### Data for review
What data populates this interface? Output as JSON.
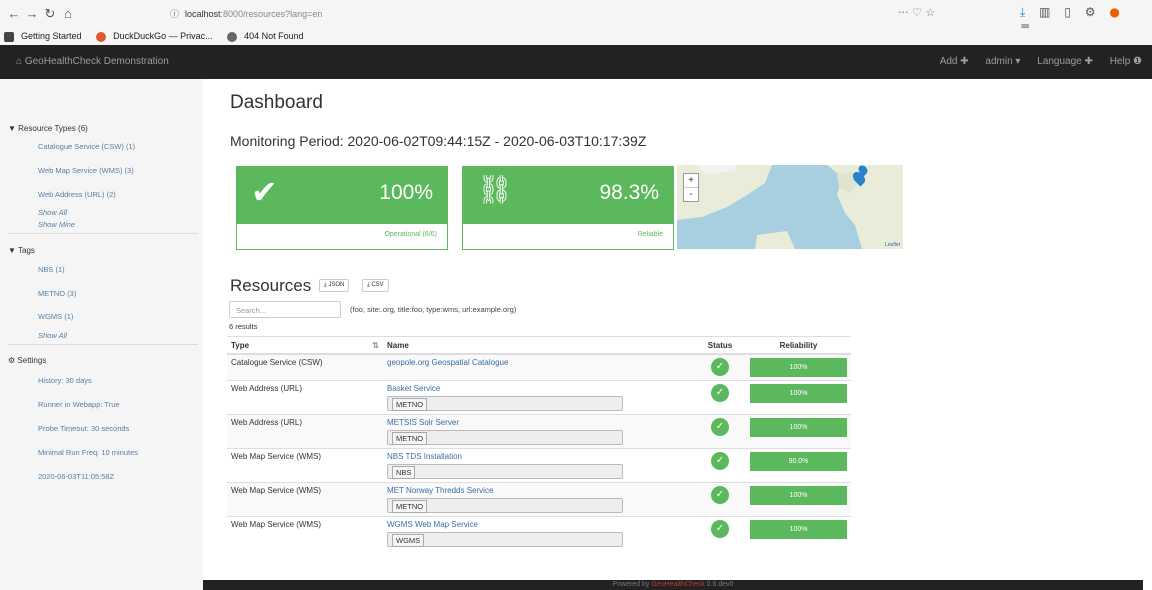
{
  "browser": {
    "url_host": "localhost",
    "url_rest": ":8000/resources?lang=en",
    "page_actions": "··· ♡ ☆",
    "bookmarks": [
      {
        "label": "Getting Started",
        "color": "#444"
      },
      {
        "label": "DuckDuckGo — Privac...",
        "color": "#de5833"
      },
      {
        "label": "404 Not Found",
        "color": "#666"
      }
    ]
  },
  "navbar": {
    "brand": "GeoHealthCheck Demonstration",
    "items": [
      "Add ✚",
      "admin ▾",
      "Language ✚",
      "Help ❶"
    ]
  },
  "sidebar": {
    "resource_types_title": "Resource Types (6)",
    "resource_types": [
      "Catalogue Service (CSW) (1)",
      "Web Map Service (WMS) (3)",
      "Web Address (URL) (2)"
    ],
    "show_all": "Show All",
    "show_mine": "Show Mine",
    "tags_title": "Tags",
    "tags": [
      "NBS (1)",
      "METNO (3)",
      "WGMS (1)"
    ],
    "tags_show_all": "Show All",
    "settings_title": "Settings",
    "settings": [
      "History: 30 days",
      "Runner in Webapp: True",
      "Probe Timeout: 30 seconds",
      "Minimal Run Freq: 10 minutes",
      "2020-06-03T11:05:58Z"
    ]
  },
  "main": {
    "title": "Dashboard",
    "period": "Monitoring Period: 2020-06-02T09:44:15Z - 2020-06-03T10:17:39Z",
    "card_operational": {
      "value": "100%",
      "footer": "Operational (6/6)"
    },
    "card_reliable": {
      "value": "98.3%",
      "footer": "Reliable"
    },
    "map_attrib": "Leaflet",
    "resources_title": "Resources",
    "json_btn": "⤓ JSON",
    "csv_btn": "⤓ CSV",
    "search_placeholder": "Search...",
    "search_hint": "(foo, site:.org, title:foo, type:wms, url:example.org)",
    "results_count": "6 results",
    "columns": {
      "type": "Type",
      "name": "Name",
      "status": "Status",
      "reliability": "Reliability"
    },
    "rows": [
      {
        "type": "Catalogue Service (CSW)",
        "name": "geopole.org Geospatial Catalogue",
        "tag": "",
        "reliability": "100%"
      },
      {
        "type": "Web Address (URL)",
        "name": "Basket Service",
        "tag": "METNO",
        "reliability": "100%"
      },
      {
        "type": "Web Address (URL)",
        "name": "METSIS Solr Server",
        "tag": "METNO",
        "reliability": "100%"
      },
      {
        "type": "Web Map Service (WMS)",
        "name": "NBS TDS Installation",
        "tag": "NBS",
        "reliability": "90.0%"
      },
      {
        "type": "Web Map Service (WMS)",
        "name": "MET Norway Thredds Service",
        "tag": "METNO",
        "reliability": "100%"
      },
      {
        "type": "Web Map Service (WMS)",
        "name": "WGMS Web Map Service",
        "tag": "WGMS",
        "reliability": "100%"
      }
    ]
  },
  "footer": {
    "prefix": "Powered by",
    "link": "GeoHealthCheck",
    "suffix": "0.6.dev0"
  },
  "colors": {
    "success": "#5cb85c",
    "navbar": "#222222",
    "link": "#3a6ea5"
  }
}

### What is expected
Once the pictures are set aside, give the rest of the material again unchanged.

### Solved exercise
What data populates this interface? Output as JSON.
{
  "browser": {
    "url_host": "localhost",
    "url_rest": ":8000/resources?lang=en",
    "page_actions": "··· ♡ ☆",
    "bookmarks": [
      {
        "label": "Getting Started",
        "color": "#444"
      },
      {
        "label": "DuckDuckGo — Privac...",
        "color": "#de5833"
      },
      {
        "label": "404 Not Found",
        "color": "#666"
      }
    ]
  },
  "navbar": {
    "brand": "GeoHealthCheck Demonstration",
    "items": [
      "Add ✚",
      "admin ▾",
      "Language ✚",
      "Help ❶"
    ]
  },
  "sidebar": {
    "resource_types_title": "Resource Types (6)",
    "resource_types": [
      "Catalogue Service (CSW) (1)",
      "Web Map Service (WMS) (3)",
      "Web Address (URL) (2)"
    ],
    "show_all": "Show All",
    "show_mine": "Show Mine",
    "tags_title": "Tags",
    "tags": [
      "NBS (1)",
      "METNO (3)",
      "WGMS (1)"
    ],
    "tags_show_all": "Show All",
    "settings_title": "Settings",
    "settings": [
      "History: 30 days",
      "Runner in Webapp: True",
      "Probe Timeout: 30 seconds",
      "Minimal Run Freq: 10 minutes",
      "2020-06-03T11:05:58Z"
    ]
  },
  "main": {
    "title": "Dashboard",
    "period": "Monitoring Period: 2020-06-02T09:44:15Z - 2020-06-03T10:17:39Z",
    "card_operational": {
      "value": "100%",
      "footer": "Operational (6/6)"
    },
    "card_reliable": {
      "value": "98.3%",
      "footer": "Reliable"
    },
    "map_attrib": "Leaflet",
    "resources_title": "Resources",
    "json_btn": "⤓ JSON",
    "csv_btn": "⤓ CSV",
    "search_placeholder": "Search...",
    "search_hint": "(foo, site:.org, title:foo, type:wms, url:example.org)",
    "results_count": "6 results",
    "columns": {
      "type": "Type",
      "name": "Name",
      "status": "Status",
      "reliability": "Reliability"
    },
    "rows": [
      {
        "type": "Catalogue Service (CSW)",
        "name": "geopole.org Geospatial Catalogue",
        "tag": "",
        "reliability": "100%"
      },
      {
        "type": "Web Address (URL)",
        "name": "Basket Service",
        "tag": "METNO",
        "reliability": "100%"
      },
      {
        "type": "Web Address (URL)",
        "name": "METSIS Solr Server",
        "tag": "METNO",
        "reliability": "100%"
      },
      {
        "type": "Web Map Service (WMS)",
        "name": "NBS TDS Installation",
        "tag": "NBS",
        "reliability": "90.0%"
      },
      {
        "type": "Web Map Service (WMS)",
        "name": "MET Norway Thredds Service",
        "tag": "METNO",
        "reliability": "100%"
      },
      {
        "type": "Web Map Service (WMS)",
        "name": "WGMS Web Map Service",
        "tag": "WGMS",
        "reliability": "100%"
      }
    ]
  },
  "footer": {
    "prefix": "Powered by",
    "link": "GeoHealthCheck",
    "suffix": "0.6.dev0"
  },
  "colors": {
    "success": "#5cb85c",
    "navbar": "#222222",
    "link": "#3a6ea5"
  }
}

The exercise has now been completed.